Go through the data below and retype all of it exactly.

§

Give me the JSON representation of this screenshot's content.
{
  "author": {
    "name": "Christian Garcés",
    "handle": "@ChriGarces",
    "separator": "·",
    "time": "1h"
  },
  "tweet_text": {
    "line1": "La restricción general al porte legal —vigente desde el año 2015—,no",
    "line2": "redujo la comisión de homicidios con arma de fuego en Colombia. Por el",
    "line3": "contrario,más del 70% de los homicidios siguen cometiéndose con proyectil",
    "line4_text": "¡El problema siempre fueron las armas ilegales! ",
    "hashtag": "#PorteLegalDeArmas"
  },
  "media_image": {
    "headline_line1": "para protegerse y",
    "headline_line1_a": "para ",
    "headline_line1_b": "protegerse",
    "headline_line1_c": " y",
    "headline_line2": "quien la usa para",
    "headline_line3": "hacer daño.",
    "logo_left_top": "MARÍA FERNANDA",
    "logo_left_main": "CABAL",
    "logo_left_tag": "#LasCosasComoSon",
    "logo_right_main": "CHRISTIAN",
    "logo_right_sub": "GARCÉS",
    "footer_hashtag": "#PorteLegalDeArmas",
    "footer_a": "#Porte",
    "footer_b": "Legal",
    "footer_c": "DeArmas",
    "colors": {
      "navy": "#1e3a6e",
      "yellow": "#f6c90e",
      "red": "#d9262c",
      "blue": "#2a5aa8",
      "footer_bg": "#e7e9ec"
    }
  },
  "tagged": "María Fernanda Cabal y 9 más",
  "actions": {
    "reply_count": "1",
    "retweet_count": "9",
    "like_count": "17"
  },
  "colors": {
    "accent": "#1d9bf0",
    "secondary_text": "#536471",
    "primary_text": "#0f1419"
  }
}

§

#### FINAL ANSWER:
Give me the JSON representation of this screenshot's content.
{
  "author": {
    "name": "Christian Garcés",
    "handle": "@ChriGarces",
    "separator": "·",
    "time": "1h"
  },
  "tweet_text": {
    "line1": "La restricción general al porte legal —vigente desde el año 2015—,no",
    "line2": "redujo la comisión de homicidios con arma de fuego en Colombia. Por el",
    "line3": "contrario,más del 70% de los homicidios siguen cometiéndose con proyectil",
    "line4_text": "¡El problema siempre fueron las armas ilegales! ",
    "hashtag": "#PorteLegalDeArmas"
  },
  "media_image": {
    "headline_line1": "para protegerse y",
    "headline_line1_a": "para ",
    "headline_line1_b": "protegerse",
    "headline_line1_c": " y",
    "headline_line2": "quien la usa para",
    "headline_line3": "hacer daño.",
    "logo_left_top": "MARÍA FERNANDA",
    "logo_left_main": "CABAL",
    "logo_left_tag": "#LasCosasComoSon",
    "logo_right_main": "CHRISTIAN",
    "logo_right_sub": "GARCÉS",
    "footer_hashtag": "#PorteLegalDeArmas",
    "footer_a": "#Porte",
    "footer_b": "Legal",
    "footer_c": "DeArmas",
    "colors": {
      "navy": "#1e3a6e",
      "yellow": "#f6c90e",
      "red": "#d9262c",
      "blue": "#2a5aa8",
      "footer_bg": "#e7e9ec"
    }
  },
  "tagged": "María Fernanda Cabal y 9 más",
  "actions": {
    "reply_count": "1",
    "retweet_count": "9",
    "like_count": "17"
  },
  "colors": {
    "accent": "#1d9bf0",
    "secondary_text": "#536471",
    "primary_text": "#0f1419"
  }
}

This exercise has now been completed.